Mars Underground is an entertaining debut novel from one of the foremost planetary scientists of our day, and his compelling writing helps to compensate for the fact that much of his story is a pretty conventional thriller. Set in the early 2030's, the story unfolds as Dr. Alwyn Stafford, famed for his theories of Mars's prehistoric microbial life, disappears without trace while on a legally dubious solo journey deep into the unexplored regions of the Martian desert.
Search teams shoot forth from Mars's modest research stations, led by Carter Jahns (cute, if heavy-handed, homage to Burroughs there), a young protegé of Stafford's who is perhaps the most bewildered of anyone regarding Stafford's motives. When Stafford's buggy turns up abandoned in a remote impact crater, obviously concealed by Stafford to confound search parties, mysteries pile upon mysteries. Why the stealth? What did the eminent man expect to find way out there where no one has ever been? Why did he never radio in, even when it was clear his eight days of air were going to run out imminently? It seems there is more to this disappearing act than meets the eye.
That is, in a nutshell, a wholly adequate plot synopsis. However, Hartmann does an excellent job of pacing his story smoothly and quickly, and his ace in the hole is his depiction of Mars itself, an amazing planet which in a very real sense becomes the main character of this novel. Under Hartmann's pen, the arid wastelands of the Martian deserts and polar ice cap become mesmerizingly real. The very real passion Hartmann has for Mars (he is a participating scientist on the Mars Global Surveyor Mission, a credential trumpted on the book's cover itself) carries over into his fiction and lends such a palpable authenticity to the story's setting, you really feel, as the cliché goes, like you are there. The story itself is somewhat old hat; it is obvious even from the novel's title that the plot will involve a monumental extraterrestrial discovery of some kind, and when the big reveal comes in the book's final third, it is fairly anticlimactic, a foregone conclusion. In addition, the characters are pretty stereotypical; you have the too-big-for-her-britches girl reporter, who will do anything at all to get her story; you have Carter, the Everyman idealist and his foil Phillippe, the philosophical and introspective artist; you have the quasi-military bureaucratic scumbags who seek to threaten this Eden-like new world with their outdated earthbound jingoism, who stand in our heroes' way at every turn. So on and so on.

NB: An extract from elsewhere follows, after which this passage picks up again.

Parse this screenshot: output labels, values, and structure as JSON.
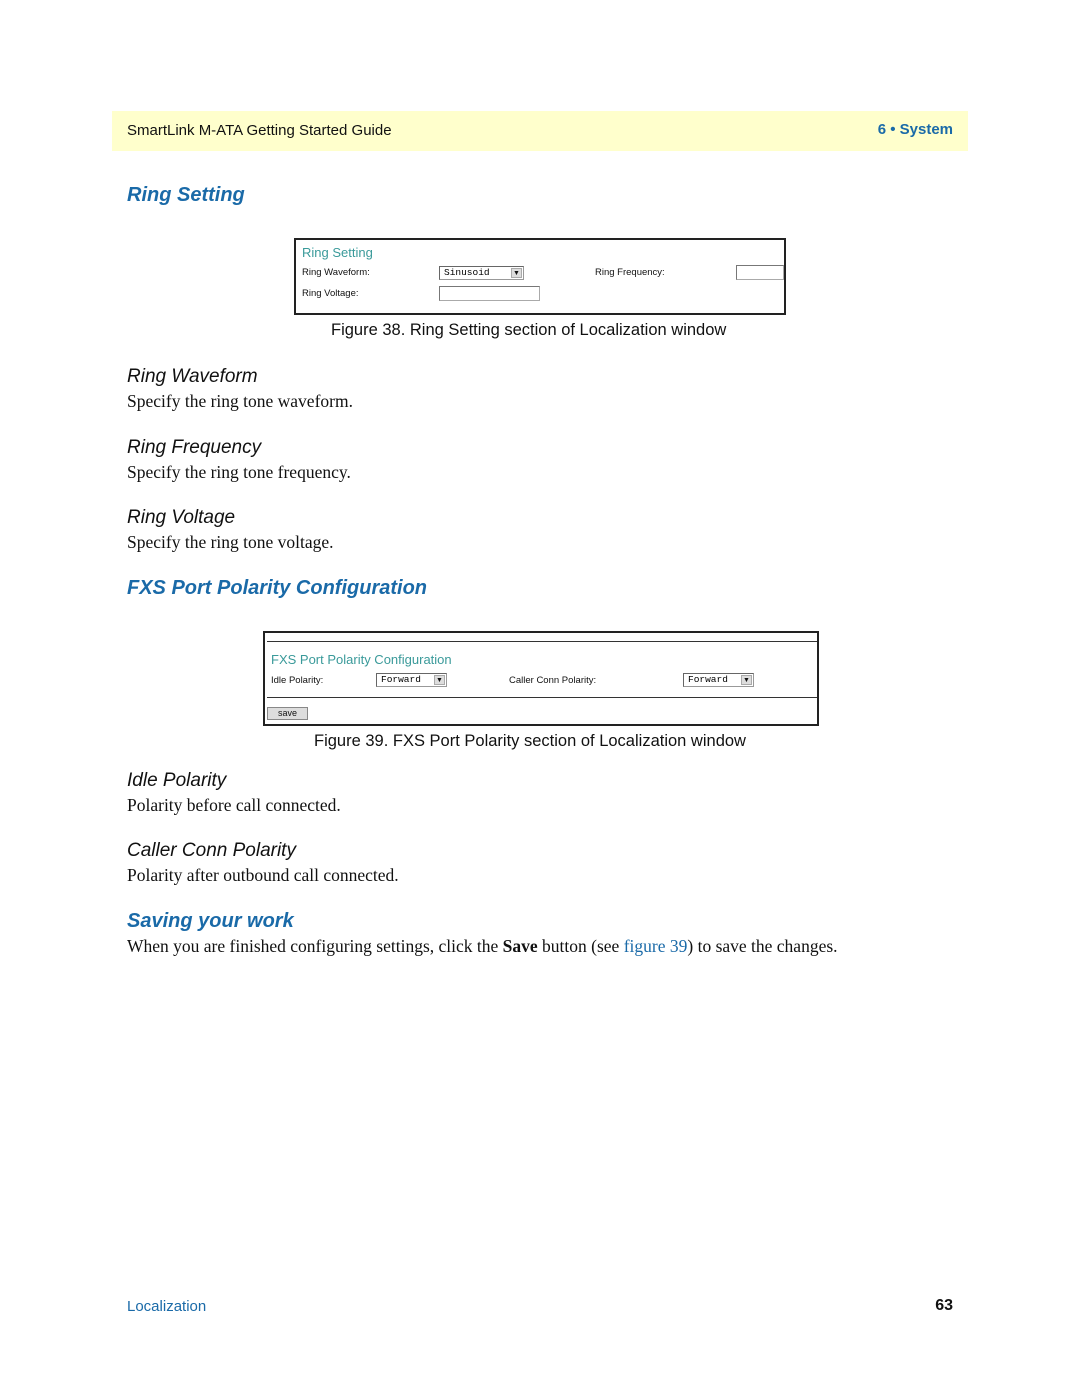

Happily, Hartmann successfully overcomes his own stereotyping by making his characters real people in spite of it. Even the villians aren't really villians in the formula bestseller sense (except perhaps one); everyone is simply down there with a job to do, and each feels as if s/he is doing the right thing. Unlike much hard SF, Mars Underground allows you to feel like you know the people whom you are reading about, almost as if you are in the room interacting with them, sharing their excitements and turmoils right by their side. This, combined with Hartmann's confident and brisk prose, carries the novel up and over its overly familiar plot, and makes Mars Underground a rewarding and satisfying visit to our mystery-shrouded neighbor world.